◆ **TASK REQUIREMENTS**
Retype the line with "Convert this screenshot" in it, then each line after it to the end of the data, word for word.

◆ **EXERCISE INPUT**
Start of Block

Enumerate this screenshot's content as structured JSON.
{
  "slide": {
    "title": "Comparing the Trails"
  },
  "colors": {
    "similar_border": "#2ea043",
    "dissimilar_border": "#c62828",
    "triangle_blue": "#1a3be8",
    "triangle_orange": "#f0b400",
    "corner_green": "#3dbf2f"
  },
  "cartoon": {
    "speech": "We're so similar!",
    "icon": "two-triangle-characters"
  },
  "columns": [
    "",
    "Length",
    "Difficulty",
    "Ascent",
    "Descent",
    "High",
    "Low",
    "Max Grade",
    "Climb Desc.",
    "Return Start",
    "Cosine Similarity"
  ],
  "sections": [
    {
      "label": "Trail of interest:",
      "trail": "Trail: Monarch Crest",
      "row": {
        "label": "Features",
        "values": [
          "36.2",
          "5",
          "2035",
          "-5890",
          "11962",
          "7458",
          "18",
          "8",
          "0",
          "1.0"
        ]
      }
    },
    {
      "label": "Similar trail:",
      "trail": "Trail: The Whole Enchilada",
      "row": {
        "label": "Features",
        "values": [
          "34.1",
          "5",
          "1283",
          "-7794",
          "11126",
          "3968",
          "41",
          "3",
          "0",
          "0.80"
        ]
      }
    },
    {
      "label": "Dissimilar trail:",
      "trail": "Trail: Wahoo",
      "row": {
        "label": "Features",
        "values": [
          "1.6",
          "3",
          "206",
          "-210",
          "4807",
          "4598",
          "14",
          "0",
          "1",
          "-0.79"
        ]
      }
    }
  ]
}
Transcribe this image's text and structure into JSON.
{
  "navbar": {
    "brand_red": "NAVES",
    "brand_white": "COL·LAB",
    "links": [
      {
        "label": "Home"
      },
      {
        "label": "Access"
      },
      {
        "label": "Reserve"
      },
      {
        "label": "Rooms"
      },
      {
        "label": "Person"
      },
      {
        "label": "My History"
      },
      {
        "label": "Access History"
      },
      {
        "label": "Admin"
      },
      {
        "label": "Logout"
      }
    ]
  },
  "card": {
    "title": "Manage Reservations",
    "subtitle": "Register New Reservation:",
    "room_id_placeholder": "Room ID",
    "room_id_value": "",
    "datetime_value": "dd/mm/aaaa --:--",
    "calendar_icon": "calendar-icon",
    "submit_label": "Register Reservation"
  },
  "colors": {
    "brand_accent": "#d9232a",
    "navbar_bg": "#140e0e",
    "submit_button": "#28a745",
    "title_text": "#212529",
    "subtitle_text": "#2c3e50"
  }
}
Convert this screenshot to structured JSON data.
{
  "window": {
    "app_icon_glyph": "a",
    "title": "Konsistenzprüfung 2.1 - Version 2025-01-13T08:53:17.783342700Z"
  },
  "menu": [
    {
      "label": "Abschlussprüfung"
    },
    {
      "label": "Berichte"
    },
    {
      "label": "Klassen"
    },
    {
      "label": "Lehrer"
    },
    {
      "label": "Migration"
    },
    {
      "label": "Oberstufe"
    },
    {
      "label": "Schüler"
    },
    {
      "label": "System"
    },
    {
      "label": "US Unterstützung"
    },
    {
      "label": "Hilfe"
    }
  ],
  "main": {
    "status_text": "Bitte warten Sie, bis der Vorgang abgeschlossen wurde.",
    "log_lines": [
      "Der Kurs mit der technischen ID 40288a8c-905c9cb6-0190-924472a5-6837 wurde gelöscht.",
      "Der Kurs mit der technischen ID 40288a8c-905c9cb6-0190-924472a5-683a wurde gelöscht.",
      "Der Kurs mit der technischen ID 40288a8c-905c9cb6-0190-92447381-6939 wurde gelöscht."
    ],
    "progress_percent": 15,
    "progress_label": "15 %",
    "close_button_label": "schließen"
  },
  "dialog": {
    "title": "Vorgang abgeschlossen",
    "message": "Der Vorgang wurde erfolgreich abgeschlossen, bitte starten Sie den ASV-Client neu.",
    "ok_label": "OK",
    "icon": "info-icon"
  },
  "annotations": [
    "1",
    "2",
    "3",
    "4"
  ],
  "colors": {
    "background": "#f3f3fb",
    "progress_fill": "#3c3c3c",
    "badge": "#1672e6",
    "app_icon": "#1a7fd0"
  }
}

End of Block

◆ **OUTPUT FOR THIS TASK**
Convert this screenshot to structured JSON data.
{
  "window": {
    "app_icon_glyph": "a",
    "title": "Konsistenzprüfung 2.1 - Version 2025-01-13T08:53:17.783342700Z"
  },
  "menu": [
    {
      "label": "Abschlussprüfung"
    },
    {
      "label": "Berichte"
    },
    {
      "label": "Klassen"
    },
    {
      "label": "Lehrer"
    },
    {
      "label": "Migration"
    },
    {
      "label": "Oberstufe"
    },
    {
      "label": "Schüler"
    },
    {
      "label": "System"
    },
    {
      "label": "US Unterstützung"
    },
    {
      "label": "Hilfe"
    }
  ],
  "main": {
    "status_text": "Bitte warten Sie, bis der Vorgang abgeschlossen wurde.",
    "log_lines": [
      "Der Kurs mit der technischen ID 40288a8c-905c9cb6-0190-924472a5-6837 wurde gelöscht.",
      "Der Kurs mit der technischen ID 40288a8c-905c9cb6-0190-924472a5-683a wurde gelöscht.",
      "Der Kurs mit der technischen ID 40288a8c-905c9cb6-0190-92447381-6939 wurde gelöscht."
    ],
    "progress_percent": 15,
    "progress_label": "15 %",
    "close_button_label": "schließen"
  },
  "dialog": {
    "title": "Vorgang abgeschlossen",
    "message": "Der Vorgang wurde erfolgreich abgeschlossen, bitte starten Sie den ASV-Client neu.",
    "ok_label": "OK",
    "icon": "info-icon"
  },
  "annotations": [
    "1",
    "2",
    "3",
    "4"
  ],
  "colors": {
    "background": "#f3f3fb",
    "progress_fill": "#3c3c3c",
    "badge": "#1672e6",
    "app_icon": "#1a7fd0"
  }
}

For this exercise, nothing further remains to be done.